  • <iframe src="https://www.npr.org/player/embed/474662768/475125195" width="100%" height="290" frameborder="0" scrolling="no" title="NPR embedded audio player">

Michael Mizrahi channels the harpsichord in new music by Troy Herion. Eno Swinnen/Courtesy of the Artist hide caption

toggle caption Eno Swinnen/Courtesy of the Artist

All Songs TV

First Watch: Michael Mizrahi, 'Harpsichords'

Pianist Michael Mizrahi channels old school harpsichord music in a new piece by Troy Herion.

Music director Iván Fischer leading an Budapest Festival Orchestra concert at Carnegie Hall in New York Thursday. A.J. Wilhelm for NPR hide caption

toggle caption A.J. Wilhelm for NPR

Carnegie Hall Live

Budapest Festival Orchestra Plays Carnegie Hall

Iván Fischer conducts a Liszt piano concerto with soloist Marc-André Hamelin.

Budapest Festival Orchestra Plays Carnegie Hall
  • <iframe src="https://www.npr.org/player/embed/466299701/467669984" width="100%" height="290" frameborder="0" scrolling="no" title="NPR embedded audio player">

Lawrence Brownlee performs with pianist Jason Moran in the active crypt below the historic Church of the Intercession in Harlem. NPR hide caption

toggle caption NPR

Field Recordings

Singing For Life In A Crypt In Harlem

Opera singer Lawrence Brownlee joins jazz pianist Jason Moran in an old spiritual.

Tiny Desk Concert with Teddy Abrams Jun Tsuboike/NPR hide caption

toggle caption Jun Tsuboike/NPR

Tiny Desk

Teddy Abrams

Hear a young conductor, composer and pianist play Beethoven and his own jazzy pieces.

Conductor Simon Rattle took his Berlin Philharmonic and symphonies by Beethoven to Carnegie Hall for a week-long residency. AJ Wilhelm/NPR hide caption

toggle caption AJ Wilhelm/NPR

Classics in Concert

Beethoven Symphonies At Carnegie Hall Via Berlin

WQXR radio

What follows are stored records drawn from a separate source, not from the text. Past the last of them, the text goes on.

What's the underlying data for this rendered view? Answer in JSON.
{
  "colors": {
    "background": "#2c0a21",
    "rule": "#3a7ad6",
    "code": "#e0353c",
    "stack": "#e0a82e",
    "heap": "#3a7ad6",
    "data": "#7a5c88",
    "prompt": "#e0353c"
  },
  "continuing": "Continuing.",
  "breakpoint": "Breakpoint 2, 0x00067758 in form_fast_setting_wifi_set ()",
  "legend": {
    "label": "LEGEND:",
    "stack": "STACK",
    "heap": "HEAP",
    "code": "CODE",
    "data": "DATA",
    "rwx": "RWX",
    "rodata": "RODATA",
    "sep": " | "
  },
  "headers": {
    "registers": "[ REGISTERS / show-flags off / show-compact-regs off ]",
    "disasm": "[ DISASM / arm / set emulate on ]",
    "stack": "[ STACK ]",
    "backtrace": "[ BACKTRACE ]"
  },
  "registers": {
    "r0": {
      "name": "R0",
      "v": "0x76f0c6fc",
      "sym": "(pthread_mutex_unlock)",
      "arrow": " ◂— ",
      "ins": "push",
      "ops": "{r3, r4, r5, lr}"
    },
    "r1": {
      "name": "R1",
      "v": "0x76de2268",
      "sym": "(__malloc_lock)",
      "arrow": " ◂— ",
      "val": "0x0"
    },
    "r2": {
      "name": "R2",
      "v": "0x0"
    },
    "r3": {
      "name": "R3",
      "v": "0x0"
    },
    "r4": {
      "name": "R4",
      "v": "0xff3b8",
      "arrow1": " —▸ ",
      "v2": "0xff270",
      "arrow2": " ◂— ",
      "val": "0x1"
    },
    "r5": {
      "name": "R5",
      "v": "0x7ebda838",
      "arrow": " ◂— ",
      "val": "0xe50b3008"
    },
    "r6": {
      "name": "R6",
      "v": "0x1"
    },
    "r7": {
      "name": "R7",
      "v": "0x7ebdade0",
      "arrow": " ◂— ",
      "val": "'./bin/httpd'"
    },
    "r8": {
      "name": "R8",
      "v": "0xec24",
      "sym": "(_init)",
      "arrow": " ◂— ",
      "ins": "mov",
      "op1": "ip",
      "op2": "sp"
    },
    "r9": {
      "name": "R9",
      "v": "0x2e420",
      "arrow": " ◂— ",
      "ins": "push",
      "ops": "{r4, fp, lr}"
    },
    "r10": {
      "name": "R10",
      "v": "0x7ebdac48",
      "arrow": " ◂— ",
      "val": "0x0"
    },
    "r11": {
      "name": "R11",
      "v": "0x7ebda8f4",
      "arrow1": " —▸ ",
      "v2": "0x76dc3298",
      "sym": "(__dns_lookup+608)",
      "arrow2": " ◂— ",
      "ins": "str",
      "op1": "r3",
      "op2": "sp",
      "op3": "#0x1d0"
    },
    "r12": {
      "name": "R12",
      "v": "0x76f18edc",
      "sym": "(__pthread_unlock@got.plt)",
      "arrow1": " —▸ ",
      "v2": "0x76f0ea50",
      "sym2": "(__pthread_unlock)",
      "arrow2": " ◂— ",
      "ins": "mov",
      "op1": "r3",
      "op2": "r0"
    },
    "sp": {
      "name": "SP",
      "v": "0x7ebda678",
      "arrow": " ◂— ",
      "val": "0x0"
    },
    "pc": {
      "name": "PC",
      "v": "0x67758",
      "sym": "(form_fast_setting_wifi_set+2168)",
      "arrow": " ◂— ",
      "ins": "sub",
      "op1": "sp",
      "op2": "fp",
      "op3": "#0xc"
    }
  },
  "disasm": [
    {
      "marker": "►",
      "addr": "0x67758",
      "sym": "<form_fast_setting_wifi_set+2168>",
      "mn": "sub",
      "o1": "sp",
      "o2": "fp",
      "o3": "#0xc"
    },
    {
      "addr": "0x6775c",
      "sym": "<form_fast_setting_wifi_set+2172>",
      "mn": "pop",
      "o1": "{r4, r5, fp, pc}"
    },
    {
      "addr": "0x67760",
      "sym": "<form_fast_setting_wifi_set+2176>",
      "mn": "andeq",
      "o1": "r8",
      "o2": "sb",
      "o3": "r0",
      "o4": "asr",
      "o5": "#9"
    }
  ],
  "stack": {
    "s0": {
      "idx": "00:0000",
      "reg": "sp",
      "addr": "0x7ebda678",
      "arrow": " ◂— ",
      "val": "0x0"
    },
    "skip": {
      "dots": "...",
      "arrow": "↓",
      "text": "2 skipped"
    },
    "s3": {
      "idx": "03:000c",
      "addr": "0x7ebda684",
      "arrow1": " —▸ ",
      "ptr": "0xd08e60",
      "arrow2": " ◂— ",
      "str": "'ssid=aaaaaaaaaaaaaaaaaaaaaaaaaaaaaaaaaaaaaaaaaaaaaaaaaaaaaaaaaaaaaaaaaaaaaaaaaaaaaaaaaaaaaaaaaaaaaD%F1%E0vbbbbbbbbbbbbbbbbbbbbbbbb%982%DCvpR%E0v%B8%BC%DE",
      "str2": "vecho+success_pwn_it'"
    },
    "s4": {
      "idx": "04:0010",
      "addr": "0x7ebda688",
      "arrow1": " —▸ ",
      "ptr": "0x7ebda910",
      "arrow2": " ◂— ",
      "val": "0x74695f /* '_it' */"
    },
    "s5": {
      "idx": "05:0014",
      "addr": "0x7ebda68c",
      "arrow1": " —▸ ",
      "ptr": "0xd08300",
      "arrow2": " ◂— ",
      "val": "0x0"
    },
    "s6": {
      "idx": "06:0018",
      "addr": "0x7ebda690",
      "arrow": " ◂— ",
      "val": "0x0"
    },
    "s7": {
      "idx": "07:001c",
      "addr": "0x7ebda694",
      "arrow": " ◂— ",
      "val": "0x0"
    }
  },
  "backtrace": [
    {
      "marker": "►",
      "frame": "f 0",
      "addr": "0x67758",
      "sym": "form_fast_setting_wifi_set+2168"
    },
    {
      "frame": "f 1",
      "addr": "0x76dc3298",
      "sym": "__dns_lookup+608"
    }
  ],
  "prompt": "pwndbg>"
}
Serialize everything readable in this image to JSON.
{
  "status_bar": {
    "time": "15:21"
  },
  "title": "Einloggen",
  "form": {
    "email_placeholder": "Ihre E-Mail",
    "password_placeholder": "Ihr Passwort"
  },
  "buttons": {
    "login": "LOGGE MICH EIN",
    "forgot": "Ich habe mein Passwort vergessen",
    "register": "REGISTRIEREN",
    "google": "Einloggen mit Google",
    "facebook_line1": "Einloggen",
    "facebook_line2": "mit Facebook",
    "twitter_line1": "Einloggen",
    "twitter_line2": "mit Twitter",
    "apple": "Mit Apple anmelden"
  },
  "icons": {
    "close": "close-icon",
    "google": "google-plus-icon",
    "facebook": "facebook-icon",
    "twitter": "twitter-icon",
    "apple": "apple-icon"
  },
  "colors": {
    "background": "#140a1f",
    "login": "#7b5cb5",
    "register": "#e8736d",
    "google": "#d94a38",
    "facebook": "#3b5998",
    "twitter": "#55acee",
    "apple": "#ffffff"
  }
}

From a week-long residency, hear the Berlin Philharmonic in Beethoven's Sixth and Eighth.

Beethoven Symphonies At Carnegie Hall Via Berlin
Audio is no longer available

Conductor Andris Nelsons led the Boston Symphony Orchestra and the Tanglewood Festival Chorus Thursday in Prokofiev's Alexander Nevsky at Carnegie Hall in New York. AJ Wilhelm for NPR hide caption

toggle caption AJ Wilhelm for NPR

Classics in Concert

A Tale Of Two Sergeys: Boston Symphony Orchestra At Carnegie Hall

WQXR radio

Andris Nelsons conducts Prokofiev's Alexander Nevsky and Rachmaninov's Symphonic Dances.

A Tale Of Two Sergeys: Boston Symphony Orchestra At Carnegie Hall
  • <iframe src="https://www.npr.org/player/embed/451116807/451174052" width="100%" height="290" frameborder="0" scrolling="no" title="NPR embedded audio player">

Alan Gilbert leads the New York Philharmonic, with pianist Evgeny Kissin, at Carnegie Hall's gala opening concert, Oct. 7. AJ Wilhelm /for NPR hide caption

toggle caption AJ Wilhelm /for NPR

Carnegie Hall Live

The New York Philharmonic At Carnegie Hall

WQXR radio

Pianist Evgeny Kissin brings Tchaikovsky, and a sense of history, to Carnegie's opening concert.

The New York Philharmonic At Carnegie Hall
  • <iframe src="https://www.npr.org/player/embed/442287960/446705652" width="100%" height="290" frameborder="0" scrolling="no" title="NPR embedded audio player">
Back To Top